Written by: Hannah Furfaro
Depression is more than three times as common among adults with autism as it is in the general population, according to new work1. And those with average or above intelligence are more likely to be depressed than those with low intellectual ability.
The study found that about 20 percent of autistic people have a diagnosis of depression, compared with 6 percent of the general population.
The findings are based on data from a large Swedish cohort, but they are likely to apply more broadly. A large 2015 study in the United States likewise reported that 26 percent of people with autism have a depression diagnosis, compared with 10 percent in the general population2. A smaller study that same year estimated that 43 percent of autistic people have depression3. Click here to read the rest of the story
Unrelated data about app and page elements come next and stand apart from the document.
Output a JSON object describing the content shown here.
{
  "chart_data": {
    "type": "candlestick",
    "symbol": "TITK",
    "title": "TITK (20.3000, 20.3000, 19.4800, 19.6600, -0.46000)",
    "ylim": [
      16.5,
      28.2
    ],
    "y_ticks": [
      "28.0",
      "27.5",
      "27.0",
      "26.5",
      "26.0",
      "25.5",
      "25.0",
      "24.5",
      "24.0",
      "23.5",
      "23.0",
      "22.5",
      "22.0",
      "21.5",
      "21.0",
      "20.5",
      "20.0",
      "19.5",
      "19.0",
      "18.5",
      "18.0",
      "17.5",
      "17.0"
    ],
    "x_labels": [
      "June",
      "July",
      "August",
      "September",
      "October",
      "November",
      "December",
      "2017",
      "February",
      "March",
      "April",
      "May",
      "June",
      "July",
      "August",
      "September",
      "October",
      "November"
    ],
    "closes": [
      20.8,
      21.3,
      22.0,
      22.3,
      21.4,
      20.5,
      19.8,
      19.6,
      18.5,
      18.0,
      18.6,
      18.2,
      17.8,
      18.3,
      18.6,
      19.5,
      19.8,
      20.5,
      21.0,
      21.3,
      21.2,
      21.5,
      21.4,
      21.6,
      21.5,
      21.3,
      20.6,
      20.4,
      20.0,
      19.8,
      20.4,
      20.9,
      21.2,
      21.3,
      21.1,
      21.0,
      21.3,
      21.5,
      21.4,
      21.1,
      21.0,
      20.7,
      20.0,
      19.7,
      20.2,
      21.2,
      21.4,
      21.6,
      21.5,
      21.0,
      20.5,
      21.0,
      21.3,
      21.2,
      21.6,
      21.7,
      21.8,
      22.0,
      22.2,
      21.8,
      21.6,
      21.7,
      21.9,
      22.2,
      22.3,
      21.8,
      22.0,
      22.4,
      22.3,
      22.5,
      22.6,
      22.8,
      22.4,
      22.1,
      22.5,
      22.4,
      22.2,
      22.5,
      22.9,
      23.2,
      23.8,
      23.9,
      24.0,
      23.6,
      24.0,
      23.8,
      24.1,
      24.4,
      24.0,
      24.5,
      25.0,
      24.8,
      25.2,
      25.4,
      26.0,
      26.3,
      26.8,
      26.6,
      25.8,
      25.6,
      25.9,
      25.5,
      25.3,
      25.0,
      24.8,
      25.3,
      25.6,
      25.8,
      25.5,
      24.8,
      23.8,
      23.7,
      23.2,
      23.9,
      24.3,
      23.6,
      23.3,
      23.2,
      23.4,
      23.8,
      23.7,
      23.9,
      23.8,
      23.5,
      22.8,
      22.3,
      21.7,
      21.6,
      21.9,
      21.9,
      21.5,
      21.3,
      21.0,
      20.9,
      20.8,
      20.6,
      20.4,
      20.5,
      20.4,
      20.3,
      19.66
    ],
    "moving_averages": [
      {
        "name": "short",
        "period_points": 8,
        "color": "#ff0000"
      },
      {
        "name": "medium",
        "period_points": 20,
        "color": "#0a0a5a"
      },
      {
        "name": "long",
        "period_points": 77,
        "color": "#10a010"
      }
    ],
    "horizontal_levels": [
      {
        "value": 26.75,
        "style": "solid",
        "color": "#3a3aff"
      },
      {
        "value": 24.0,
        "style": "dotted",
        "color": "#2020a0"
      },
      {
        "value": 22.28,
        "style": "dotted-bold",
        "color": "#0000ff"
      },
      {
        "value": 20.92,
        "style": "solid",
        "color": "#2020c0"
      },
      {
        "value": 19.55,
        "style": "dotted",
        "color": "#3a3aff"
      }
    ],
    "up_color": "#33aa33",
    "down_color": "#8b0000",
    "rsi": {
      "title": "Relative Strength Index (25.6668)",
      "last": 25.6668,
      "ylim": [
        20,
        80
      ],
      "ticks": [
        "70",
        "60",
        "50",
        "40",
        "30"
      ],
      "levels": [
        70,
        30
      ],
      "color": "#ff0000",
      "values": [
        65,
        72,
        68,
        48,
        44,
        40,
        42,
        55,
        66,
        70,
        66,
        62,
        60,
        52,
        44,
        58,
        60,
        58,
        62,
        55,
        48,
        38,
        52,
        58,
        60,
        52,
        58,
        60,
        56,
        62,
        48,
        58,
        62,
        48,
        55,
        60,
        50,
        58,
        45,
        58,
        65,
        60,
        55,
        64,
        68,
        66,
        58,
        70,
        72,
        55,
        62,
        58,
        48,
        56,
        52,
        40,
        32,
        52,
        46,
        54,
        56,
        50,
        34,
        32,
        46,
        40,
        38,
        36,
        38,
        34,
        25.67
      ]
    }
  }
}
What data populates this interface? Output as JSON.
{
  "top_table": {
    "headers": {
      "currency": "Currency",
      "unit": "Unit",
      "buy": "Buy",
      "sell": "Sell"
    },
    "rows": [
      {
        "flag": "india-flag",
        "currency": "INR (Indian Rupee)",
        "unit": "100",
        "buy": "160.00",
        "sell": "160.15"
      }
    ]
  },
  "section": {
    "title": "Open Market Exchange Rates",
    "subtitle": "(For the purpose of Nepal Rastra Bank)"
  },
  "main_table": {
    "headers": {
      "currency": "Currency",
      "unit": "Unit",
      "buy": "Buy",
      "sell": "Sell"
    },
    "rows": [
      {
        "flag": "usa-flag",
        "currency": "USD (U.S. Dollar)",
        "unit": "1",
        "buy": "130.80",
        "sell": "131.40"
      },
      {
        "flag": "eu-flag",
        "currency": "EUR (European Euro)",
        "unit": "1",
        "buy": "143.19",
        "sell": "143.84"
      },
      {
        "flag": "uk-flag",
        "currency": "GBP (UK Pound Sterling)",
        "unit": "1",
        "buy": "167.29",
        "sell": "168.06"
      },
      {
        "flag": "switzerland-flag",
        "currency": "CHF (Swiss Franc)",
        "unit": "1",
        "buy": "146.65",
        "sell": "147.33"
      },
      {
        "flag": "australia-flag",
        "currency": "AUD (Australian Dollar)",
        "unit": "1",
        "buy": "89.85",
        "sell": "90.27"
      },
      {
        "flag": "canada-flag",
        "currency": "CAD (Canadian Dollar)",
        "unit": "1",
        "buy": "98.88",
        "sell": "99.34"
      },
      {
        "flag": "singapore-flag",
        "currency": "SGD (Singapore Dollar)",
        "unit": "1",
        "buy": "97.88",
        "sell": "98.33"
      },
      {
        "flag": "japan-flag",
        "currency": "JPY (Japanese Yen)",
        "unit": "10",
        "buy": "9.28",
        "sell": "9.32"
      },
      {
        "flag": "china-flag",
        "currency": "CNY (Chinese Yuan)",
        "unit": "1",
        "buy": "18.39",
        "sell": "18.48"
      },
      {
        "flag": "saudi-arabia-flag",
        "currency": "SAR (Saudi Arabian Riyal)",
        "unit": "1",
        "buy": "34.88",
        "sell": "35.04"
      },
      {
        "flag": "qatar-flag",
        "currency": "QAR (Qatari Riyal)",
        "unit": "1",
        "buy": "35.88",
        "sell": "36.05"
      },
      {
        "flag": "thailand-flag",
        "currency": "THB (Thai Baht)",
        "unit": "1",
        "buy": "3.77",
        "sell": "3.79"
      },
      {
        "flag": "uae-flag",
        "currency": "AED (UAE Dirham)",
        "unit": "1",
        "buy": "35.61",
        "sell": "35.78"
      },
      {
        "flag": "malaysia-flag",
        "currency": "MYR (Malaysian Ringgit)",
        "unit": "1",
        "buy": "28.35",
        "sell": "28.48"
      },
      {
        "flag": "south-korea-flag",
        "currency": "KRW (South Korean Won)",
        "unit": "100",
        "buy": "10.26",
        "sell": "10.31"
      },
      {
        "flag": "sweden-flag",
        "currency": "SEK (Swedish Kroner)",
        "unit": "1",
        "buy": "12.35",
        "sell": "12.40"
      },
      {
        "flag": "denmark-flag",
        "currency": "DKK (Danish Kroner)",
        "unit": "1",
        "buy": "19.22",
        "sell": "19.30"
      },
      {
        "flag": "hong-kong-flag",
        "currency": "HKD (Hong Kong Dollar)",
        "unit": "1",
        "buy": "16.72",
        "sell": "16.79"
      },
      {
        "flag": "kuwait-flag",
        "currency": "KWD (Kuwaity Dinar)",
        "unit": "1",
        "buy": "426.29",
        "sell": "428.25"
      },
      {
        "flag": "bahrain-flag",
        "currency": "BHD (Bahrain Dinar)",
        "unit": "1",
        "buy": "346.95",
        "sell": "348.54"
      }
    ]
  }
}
Developmental delays can affect almost every area of a child’s life. This broad issue can cover any possible milestone that a child doesn’t meet according to the expected timeline, including speech or movement. While children with developmental delays can still be successful, it will require some additional help from patient teachers. Educators would do well to research the available assistive technology that can help to bolster a child’s education and encourage academic success.
What tools are available to help students compensate for their developmental delays? Here are just a few of the top technologies that parents and teachers have found to be successful in the classroom. Click here to read the rest of the story.
Published by: The Highly Sensitive Person
To be very clear, the brain research continues to find high sensitivity and autism quite different, but they also have something in common. High sensitivity and autism spectrum are terms that describe differences—differences in brains that make them not typical. The neurodiversity “movement” wonders why the majority of brain differences (not due to injury or infection) can’t be seen as simply variations in human experiences rather than some of them being disorders? A disorder means someone is impaired or suffering, and we have made it very clear that people are not impaired or suffering simply because of having a highly sensitive brain. Likewise, many of those on the autism spectrum (or diagnosed with ADHD) also feel they are wrongly viewed as having a disorder when in fact their particular trait (brain difference), even if unusual, can make important contributions to the world. They do not feel impaired or that they are suffering. They feel they are just different. Read the rest of the story here
Published by: Emaxhealth
Written By: Brooke Price
We all know that when summer approaches so do those summer storms. You know the ones with lightening, thunder and black outs. Many of us parents of Autistic and special needs children find that our children are especially scared of storms. Their fears overtake them and sometimes it becomes too much and they meltdown. Nothing is worse than a meltdown, at night, when you have candles lit, it is storming, and you have no power. Here are some great pointers for how to calm your child during the storm seasons, or really to help you work your Autistic child through any fear. Click here to read the rest of the story